Riding a simulator is not the same as riding a real bicycle, not least because you are indoors.
You might be surprised at how quickly and how far your spirits fall if you are faced with a headwind, a climb, adverse weather, or even all three.
Equally, there will be times when you have a fine day, a tailwind, and a downhill gradient when you will think you can ride for ever.
Route finding, booking places to stay, and looking after you and the kit are all part of the fun, but are also a mental challenge, adding to tiredness.
In other words, the only way to train for riding a bicycle is to ride a bicycle.

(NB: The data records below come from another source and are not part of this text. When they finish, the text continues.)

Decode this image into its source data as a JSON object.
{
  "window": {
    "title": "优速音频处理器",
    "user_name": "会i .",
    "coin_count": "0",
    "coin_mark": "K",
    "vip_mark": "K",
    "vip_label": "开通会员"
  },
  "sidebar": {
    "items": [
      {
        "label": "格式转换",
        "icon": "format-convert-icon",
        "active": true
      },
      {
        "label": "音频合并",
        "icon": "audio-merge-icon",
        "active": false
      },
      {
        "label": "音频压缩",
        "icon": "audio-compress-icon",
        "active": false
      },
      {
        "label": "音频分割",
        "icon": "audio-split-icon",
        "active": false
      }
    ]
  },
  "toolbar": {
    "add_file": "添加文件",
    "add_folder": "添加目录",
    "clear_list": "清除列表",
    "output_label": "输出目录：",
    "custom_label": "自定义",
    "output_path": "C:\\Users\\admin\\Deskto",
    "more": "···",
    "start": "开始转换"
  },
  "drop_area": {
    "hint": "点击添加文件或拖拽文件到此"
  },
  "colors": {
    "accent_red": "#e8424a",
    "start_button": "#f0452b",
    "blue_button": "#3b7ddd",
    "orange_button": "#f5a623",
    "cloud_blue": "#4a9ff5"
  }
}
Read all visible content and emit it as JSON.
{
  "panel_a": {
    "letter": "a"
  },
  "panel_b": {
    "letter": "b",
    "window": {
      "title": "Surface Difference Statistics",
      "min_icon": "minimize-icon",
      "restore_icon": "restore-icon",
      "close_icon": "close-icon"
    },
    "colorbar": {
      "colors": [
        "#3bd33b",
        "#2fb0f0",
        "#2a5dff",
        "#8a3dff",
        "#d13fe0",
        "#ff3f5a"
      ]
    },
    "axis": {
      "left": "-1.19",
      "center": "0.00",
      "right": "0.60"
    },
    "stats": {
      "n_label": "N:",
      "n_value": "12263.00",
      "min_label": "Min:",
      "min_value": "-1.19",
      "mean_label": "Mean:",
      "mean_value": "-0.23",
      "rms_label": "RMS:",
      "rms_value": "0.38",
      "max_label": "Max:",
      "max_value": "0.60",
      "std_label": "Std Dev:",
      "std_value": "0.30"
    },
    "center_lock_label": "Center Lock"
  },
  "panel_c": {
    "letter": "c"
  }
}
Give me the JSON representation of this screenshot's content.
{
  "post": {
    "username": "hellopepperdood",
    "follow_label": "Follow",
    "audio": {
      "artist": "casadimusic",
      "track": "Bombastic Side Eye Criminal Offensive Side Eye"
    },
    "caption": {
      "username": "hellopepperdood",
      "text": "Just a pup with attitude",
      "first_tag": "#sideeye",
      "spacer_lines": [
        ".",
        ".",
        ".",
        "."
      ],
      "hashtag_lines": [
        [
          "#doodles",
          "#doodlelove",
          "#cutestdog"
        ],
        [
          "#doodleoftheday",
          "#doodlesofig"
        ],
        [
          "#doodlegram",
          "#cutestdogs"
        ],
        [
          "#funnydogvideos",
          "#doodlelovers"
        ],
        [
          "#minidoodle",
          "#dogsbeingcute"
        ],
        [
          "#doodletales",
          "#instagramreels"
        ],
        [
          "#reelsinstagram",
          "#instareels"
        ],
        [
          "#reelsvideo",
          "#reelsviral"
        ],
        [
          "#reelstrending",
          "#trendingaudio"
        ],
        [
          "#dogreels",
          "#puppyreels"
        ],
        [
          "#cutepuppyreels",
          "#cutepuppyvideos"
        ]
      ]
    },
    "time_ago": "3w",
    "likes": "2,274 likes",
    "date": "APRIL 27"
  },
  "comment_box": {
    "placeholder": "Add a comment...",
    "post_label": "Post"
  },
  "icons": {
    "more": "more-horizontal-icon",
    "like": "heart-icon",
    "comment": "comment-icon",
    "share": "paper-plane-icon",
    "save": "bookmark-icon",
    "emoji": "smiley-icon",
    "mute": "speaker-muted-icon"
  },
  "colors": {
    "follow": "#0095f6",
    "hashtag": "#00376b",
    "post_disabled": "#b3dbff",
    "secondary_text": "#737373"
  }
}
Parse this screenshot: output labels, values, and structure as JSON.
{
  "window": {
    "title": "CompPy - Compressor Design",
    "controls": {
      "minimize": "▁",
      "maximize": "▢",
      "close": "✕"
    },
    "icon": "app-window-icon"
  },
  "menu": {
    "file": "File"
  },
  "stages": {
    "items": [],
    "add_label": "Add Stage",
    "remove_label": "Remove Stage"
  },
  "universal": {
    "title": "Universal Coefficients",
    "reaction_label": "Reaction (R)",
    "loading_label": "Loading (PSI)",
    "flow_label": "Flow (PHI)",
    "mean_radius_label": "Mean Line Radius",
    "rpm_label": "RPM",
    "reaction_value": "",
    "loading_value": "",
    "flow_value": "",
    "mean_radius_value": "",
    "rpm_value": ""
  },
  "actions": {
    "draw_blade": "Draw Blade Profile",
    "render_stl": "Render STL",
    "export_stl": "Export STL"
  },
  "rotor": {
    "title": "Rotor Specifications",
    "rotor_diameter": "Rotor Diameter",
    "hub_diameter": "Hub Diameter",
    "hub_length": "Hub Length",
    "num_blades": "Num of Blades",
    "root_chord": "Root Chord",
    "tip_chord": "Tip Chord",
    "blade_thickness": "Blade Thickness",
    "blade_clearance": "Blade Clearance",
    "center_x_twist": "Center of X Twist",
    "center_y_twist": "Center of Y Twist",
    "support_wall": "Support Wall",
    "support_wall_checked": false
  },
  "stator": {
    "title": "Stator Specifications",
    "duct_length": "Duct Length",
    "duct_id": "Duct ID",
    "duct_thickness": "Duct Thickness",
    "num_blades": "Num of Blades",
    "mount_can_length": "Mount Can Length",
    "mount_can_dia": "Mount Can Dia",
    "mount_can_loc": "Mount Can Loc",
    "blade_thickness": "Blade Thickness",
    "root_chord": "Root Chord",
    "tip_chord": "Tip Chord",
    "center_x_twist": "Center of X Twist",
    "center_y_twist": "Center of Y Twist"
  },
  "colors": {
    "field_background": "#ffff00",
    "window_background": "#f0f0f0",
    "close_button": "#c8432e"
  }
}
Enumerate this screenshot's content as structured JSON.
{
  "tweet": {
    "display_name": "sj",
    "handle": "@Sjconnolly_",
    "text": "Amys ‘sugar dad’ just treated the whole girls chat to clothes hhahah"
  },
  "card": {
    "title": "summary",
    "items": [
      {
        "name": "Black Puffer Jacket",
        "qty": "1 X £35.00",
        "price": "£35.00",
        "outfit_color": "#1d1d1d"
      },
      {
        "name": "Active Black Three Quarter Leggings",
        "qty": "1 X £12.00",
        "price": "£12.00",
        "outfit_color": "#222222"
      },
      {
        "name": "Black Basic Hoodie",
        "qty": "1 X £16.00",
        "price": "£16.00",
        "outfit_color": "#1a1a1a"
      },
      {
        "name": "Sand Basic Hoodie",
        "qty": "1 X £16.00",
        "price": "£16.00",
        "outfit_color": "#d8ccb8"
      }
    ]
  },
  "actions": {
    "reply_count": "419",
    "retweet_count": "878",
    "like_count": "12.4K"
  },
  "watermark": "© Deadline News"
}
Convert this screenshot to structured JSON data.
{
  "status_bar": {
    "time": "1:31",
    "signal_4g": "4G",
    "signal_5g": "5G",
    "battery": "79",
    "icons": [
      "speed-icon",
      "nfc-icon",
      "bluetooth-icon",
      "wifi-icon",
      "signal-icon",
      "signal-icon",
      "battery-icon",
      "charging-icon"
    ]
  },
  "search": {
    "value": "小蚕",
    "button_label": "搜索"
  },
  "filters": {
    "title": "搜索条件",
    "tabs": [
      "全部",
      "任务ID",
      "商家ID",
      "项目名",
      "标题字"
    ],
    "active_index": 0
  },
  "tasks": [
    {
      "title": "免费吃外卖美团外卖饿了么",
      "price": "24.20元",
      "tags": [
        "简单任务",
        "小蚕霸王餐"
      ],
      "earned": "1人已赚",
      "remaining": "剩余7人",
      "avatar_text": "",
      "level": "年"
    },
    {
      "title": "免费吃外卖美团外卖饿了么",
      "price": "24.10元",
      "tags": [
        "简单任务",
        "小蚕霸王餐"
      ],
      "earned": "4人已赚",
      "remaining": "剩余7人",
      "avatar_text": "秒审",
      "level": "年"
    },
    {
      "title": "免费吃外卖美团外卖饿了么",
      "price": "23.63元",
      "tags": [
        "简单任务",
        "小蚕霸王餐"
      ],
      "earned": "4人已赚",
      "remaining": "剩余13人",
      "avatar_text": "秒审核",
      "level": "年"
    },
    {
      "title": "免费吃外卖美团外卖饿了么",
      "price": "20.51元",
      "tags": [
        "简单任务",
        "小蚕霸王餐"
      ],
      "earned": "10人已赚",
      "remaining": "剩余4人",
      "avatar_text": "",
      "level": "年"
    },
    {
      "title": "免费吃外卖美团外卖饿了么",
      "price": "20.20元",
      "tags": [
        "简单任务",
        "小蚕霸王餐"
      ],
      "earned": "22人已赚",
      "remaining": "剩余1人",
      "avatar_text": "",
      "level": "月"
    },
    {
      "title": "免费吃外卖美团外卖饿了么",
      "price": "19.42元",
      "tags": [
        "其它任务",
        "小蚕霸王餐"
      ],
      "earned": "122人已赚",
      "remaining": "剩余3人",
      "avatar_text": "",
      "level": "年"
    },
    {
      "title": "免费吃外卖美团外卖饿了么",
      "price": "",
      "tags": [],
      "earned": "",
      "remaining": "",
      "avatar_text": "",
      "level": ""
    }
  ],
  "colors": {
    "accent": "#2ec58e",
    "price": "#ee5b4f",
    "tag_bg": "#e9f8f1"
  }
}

I believe balance also comes into it - core strength used to balance a real bicycle is more fatiguing than being slumped like a sack of spuds on a fixed exercise bike.Indeed you’re basically turning pedals and making your heart pump a bit faster and getting a bit sweaty. Nothing like propelling yourself and bike and kit along a potentially bumpy holey road that might be going up or down with wind, rain, sun coming at you not to mention other road users, stopping and starting at junctions etc
Yes a handlebar mounted GPS navigation device. You will get a hundred different opinions on this. The two best known makes are Garmin and Wahoo. I've used a Garmin 810 for many years and ditched it 15 months ago in favour of a Wahoo Elemnt. In my opinion the Wahoo is a significantly superior device, mine has yet to fail me. My Garmin on the other hand frequently crashed, lost the route etc.About GPS, do you mean one of those you keep on the handlebar or one of those sportswatches with built-in GPS?
Personally I think you'll need a rack with either a large bag or panniers. For 3-4 days I have a rack mounted bag with side pockets which roll out to form small "panniers."Oh yes, I already know I'll be travelling super light. Just a handlebar bag with the bare essentials. I will be eating out and sleeping in bnb's so for 3 days all I think I'm going to need to pack is:
- 2 pairs of socks
- 2 pairs of bike shorts
- 2/3 tshirts
- waterproof/windproof jacket
- puncture repair kit with a couple of spare inner tubes
- I don't know.....plasters? :/
Actually, what would you add to the list?
Or just cycle in normal shoes which can be worn (some sort of overshoes good if rain anticipated)If you haven't yet got cycling shoes I would suggest SPD pedals and shoes. These are much easier to walk in and can be worn in the evening negating the need to carry street shoes.
Get some small vacuum bags to pack clothes in. You lay the clothing flat in the bag, roll it up very tightly to expel air and create a vacuum which self seals. Clothes are bulky and this reduces bulk by two-thirds.